As I considered the God who created all of these amazing creatures, my thoughts went to our first Ruth Bible study class this week. I couldn’t help thinking of the women who entered the upper room, each one so different in looks, personality, gifts and talents, their habitats, and their journeys. Each woman is unique and made special according to God’s design and pattern. And they add a beauty to their world simply by being who God made them to be. As they filled out papers, paid for their books, and found their places at the tables, their treble-pitch chatter with each other was music to this piano teacher’s ears. And so we began our journey with Ruth and Naomi.
This week we study and think about two journeys, the one Naomi took from Bethlehem to Moab and her return journey back to Bethlehem. Her circumstances are quite different, and she is a different woman because of how life has happened to her.
One thing caught my attention about the preparation for the return journey. Chapter 1, verses 6 and 7 read,
” . . . Naomi and her daughters-in-law prepared to return homefrom there . . . she left the place where she had been livingand set out on the road that would take them back to the land of Judah.” (emphasis mine).
Naomi still considered Bethlehem in the land of Judah her home though she’d lived in Moab for at least 10 years.
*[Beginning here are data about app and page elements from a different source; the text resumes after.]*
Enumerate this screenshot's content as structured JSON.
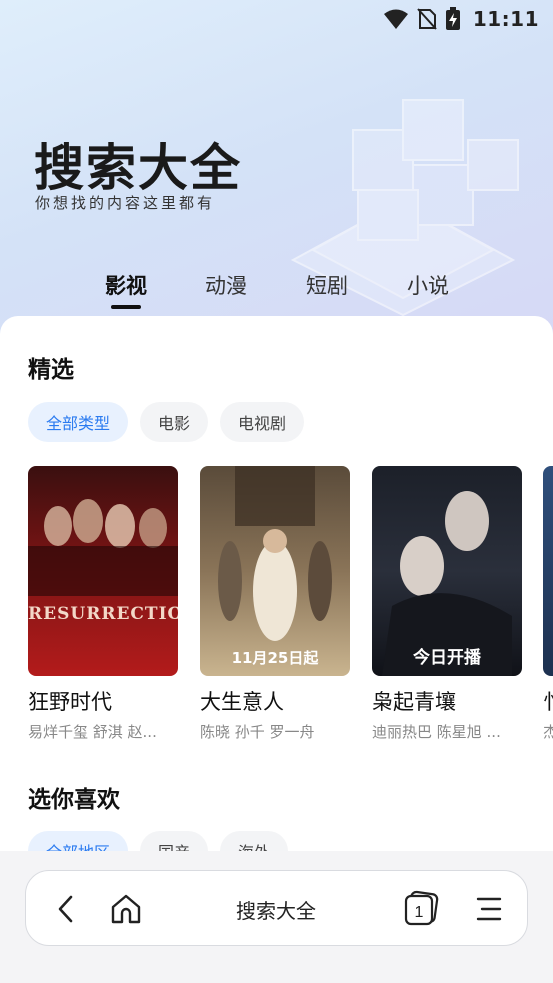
{
  "status_bar": {
    "time": "11:11"
  },
  "hero": {
    "title": "搜索大全",
    "subtitle": "你想找的内容这里都有"
  },
  "category_tabs": [
    {
      "label": "影视",
      "active": true
    },
    {
      "label": "动漫",
      "active": false
    },
    {
      "label": "短剧",
      "active": false
    },
    {
      "label": "小说",
      "active": false
    }
  ],
  "featured": {
    "title": "精选",
    "chips": [
      {
        "label": "全部类型",
        "active": true
      },
      {
        "label": "电影",
        "active": false
      },
      {
        "label": "电视剧",
        "active": false
      }
    ],
    "items": [
      {
        "title": "狂野时代",
        "cast": "易烊千玺 舒淇 赵...",
        "poster_text": "RESURRECTION"
      },
      {
        "title": "大生意人",
        "cast": "陈晓 孙千 罗一舟",
        "poster_text": "11月25日起"
      },
      {
        "title": "枭起青壤",
        "cast": "迪丽热巴 陈星旭 ...",
        "poster_text": "今日开播"
      },
      {
        "title": "忄",
        "cast": "杰",
        "poster_text": ""
      }
    ]
  },
  "recommend": {
    "title": "选你喜欢",
    "chips": [
      {
        "label": "全部地区",
        "active": true
      },
      {
        "label": "国产",
        "active": false
      },
      {
        "label": "海外",
        "active": false
      }
    ]
  },
  "toolbar": {
    "title": "搜索大全",
    "tab_count": "1"
  }
}
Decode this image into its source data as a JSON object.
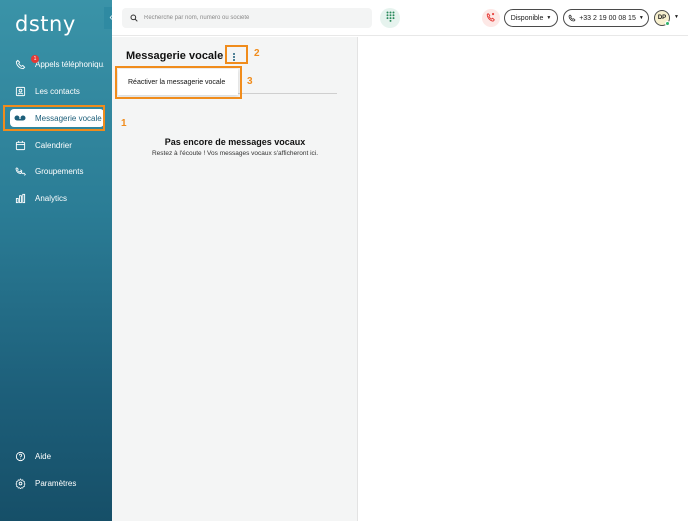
{
  "brand": {
    "logo": "dstny"
  },
  "sidebar": {
    "items": [
      {
        "label": "Appels téléphoniqu...",
        "icon": "phone-icon",
        "badge": "1"
      },
      {
        "label": "Les contacts",
        "icon": "contacts-icon"
      },
      {
        "label": "Messagerie vocale",
        "icon": "voicemail-icon",
        "active": true
      },
      {
        "label": "Calendrier",
        "icon": "calendar-icon"
      },
      {
        "label": "Groupements",
        "icon": "group-icon"
      },
      {
        "label": "Analytics",
        "icon": "bar-chart-icon"
      }
    ],
    "bottom": [
      {
        "label": "Aide",
        "icon": "help-icon"
      },
      {
        "label": "Paramètres",
        "icon": "gear-icon"
      }
    ]
  },
  "header": {
    "search_placeholder": "Recherche par nom, numéro ou société",
    "status_label": "Disponible",
    "phone_number": "+33 2 19 00 08 15",
    "avatar_initials": "DP"
  },
  "main": {
    "title": "Messagerie vocale",
    "menu_item": "Réactiver la messagerie vocale",
    "empty_title": "Pas encore de messages vocaux",
    "empty_subtitle": "Restez à l'écoute ! Vos messages vocaux s'afficheront ici."
  },
  "annotations": {
    "one": "1",
    "two": "2",
    "three": "3"
  },
  "colors": {
    "accent": "#1d5f7a",
    "highlight": "#f08c1c",
    "sidebar_top": "#3a93a8",
    "sidebar_bottom": "#164f68",
    "presence": "#2fb36b",
    "badge": "#e53935"
  }
}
Moab was just “the place she’d been living,” but it wasn’t home. Sometimes we find ourselves in a place where we are just living, just putting in our time, just making it through each day. But it isn’t home.
I have been there, in a place I was just living, and I longed desperately to go home. How about you? Perhaps we should look around at where we are and how we got here. Home beckons us. The Father of all calls us back. For home is where He is, the secret place of the Most High, the sheltered shadow of the Almighty, the place of obedience to His will where He reveals Himself to us.
On Wednesday, September 15, a group of us women from Little Flock begin a journey with Ruth and Naomi, Old Testament characters who will be our companions for several weeks. Their lives will reflect our own, in spite of the thousands of years that separate us. We will gather in an upper room and open our Bibles. Hopefully we will also open our hearts to one another. Some parts of the journey may be hard. Afterall, the Word is sharper than a two-edged sword. Opening old wounds can be painful, but it is the only way for healing to be complete.
The dear sisters who meet for Bible study will be old friends and new soon-to-be-friends. I will learn to love them all and pray for them. I will look joyfully for them each week as we climb the stairs to the upper room. I hope we smile and laugh. I hope we share our insights from the study each week. I even hope we shed a few tears along the way. Tears are therapy. But mostly, I hope we find spending time with Jesus each day is our vital necessity, something we simply cannot do without.
Our study guide is by Kelly Minter, Ruth: Loss, Love, Legacy. I love her writings and her songs already. She has much to tell, and we will learn by taking this trip together.
Ruth, Loss, Love, Legacy
Tomorrow we prepare for the journey. We set our eyes toward the goal. We will examine legacy. What will we leave behind for others when we are gone? That, my dear sister, is the question to ponder. Selah (pause and think about it)!